He did not know that Puerto Rico was part of the United States, did not know whether Colombia was in North America or South America, thought Finland was part of Russia, and mixed up the Baltics with the Balkans. He got confused about how World War I started, did not understand the basics of America’s vast nuclear arsenal, did not grasp the concept of constitutional separation of powers, did not understand how courts worked. “How do I declare war?” he asked at one point, to the alarm of his staff, who realized he was unaware that the Constitution prescribes that role for Congress. He seemed genuinely surprised to learn that Abraham Lincoln had been a member of the Republican Party. “He knew nothing about most things,” observed one top aide. Advisers soon realized they had to tutor him on the basics of how government worked.
As he settled into the Oval Office, Trump believed he had more power than he did, expecting to rule as he always had in the Trump Organization, a family-owned company with no shareholders where he called all the shots. He never liked the idea of sharing power. “Making choices is a lot easier when you have to answer only to yourself,” he once said. To the extent that government would be different than the private sector, he assumed he could run the country like the municipal chieftains he knew who ran New York. He often told the story of a Democratic Party boss in New York who kept a baseball bat under his desk to enforce his decisions. Trump figured he could do the same, laying down the law, dictating deals, and forcing others to bow to his will.
Nor did Trump show much inclination to learn on the job. He famously would not read briefing papers longer than a single page. He unashamedly boasted that he got most of his understanding of the world from television. Asked once where he turned to for military information, he said, “Well, I watch the shows.” Where other presidents received an intelligence rundown every workday and often on weekends too, Trump met with his briefers on average two and a half times a week in his first five weeks in office.
Barack Obama reviewed the President’s Daily Brief, or PDB, the compendium of information solicited from the nation’s spy agencies, each night on a tablet computer. That was too much for Trump, who insisted his PDB be printed out in hard copy, yet still did not look at it in advance. “He doesn’t really read anything,” recalled Ted Gistaro, his first intelligence briefer.
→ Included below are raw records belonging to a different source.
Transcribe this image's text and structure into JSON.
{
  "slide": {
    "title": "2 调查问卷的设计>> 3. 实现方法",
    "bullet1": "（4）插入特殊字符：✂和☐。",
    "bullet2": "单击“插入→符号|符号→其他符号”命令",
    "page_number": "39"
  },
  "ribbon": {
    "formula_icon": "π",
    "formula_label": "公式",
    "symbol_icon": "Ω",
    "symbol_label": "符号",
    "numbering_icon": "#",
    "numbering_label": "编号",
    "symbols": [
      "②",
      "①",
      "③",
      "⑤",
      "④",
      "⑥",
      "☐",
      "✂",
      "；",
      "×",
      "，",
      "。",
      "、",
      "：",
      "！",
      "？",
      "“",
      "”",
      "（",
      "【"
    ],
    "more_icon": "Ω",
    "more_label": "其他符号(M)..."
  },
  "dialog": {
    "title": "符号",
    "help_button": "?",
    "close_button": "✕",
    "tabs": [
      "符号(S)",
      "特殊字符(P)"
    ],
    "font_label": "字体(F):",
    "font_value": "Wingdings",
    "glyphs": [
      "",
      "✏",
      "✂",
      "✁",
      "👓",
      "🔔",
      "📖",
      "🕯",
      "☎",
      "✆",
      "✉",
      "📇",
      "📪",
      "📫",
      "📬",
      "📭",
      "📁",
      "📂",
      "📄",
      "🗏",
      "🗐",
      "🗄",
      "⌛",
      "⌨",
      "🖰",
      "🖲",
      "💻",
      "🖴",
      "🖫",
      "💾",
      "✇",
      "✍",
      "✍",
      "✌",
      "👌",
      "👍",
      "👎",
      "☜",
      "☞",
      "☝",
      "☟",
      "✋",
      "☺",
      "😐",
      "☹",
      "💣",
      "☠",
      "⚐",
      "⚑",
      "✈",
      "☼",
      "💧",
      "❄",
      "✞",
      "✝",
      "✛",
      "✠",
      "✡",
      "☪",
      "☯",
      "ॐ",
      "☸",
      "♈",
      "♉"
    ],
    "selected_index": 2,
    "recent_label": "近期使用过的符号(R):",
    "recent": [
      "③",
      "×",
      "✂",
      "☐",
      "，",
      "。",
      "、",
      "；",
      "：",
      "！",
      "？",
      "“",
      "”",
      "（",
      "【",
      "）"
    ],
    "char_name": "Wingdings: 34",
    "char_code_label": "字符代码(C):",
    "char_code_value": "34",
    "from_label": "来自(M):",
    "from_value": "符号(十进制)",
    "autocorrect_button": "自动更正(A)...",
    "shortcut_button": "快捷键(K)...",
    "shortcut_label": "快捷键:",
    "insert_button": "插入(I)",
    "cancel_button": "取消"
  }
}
He would “fly off on tangents,” said James Clapper Jr., the holdover director of national intelligence who briefed the incoming president during the transition before later becoming a prime target of Trump’s ire. “There might be eight or nine minutes of real intelligence in an hour’s discussion.”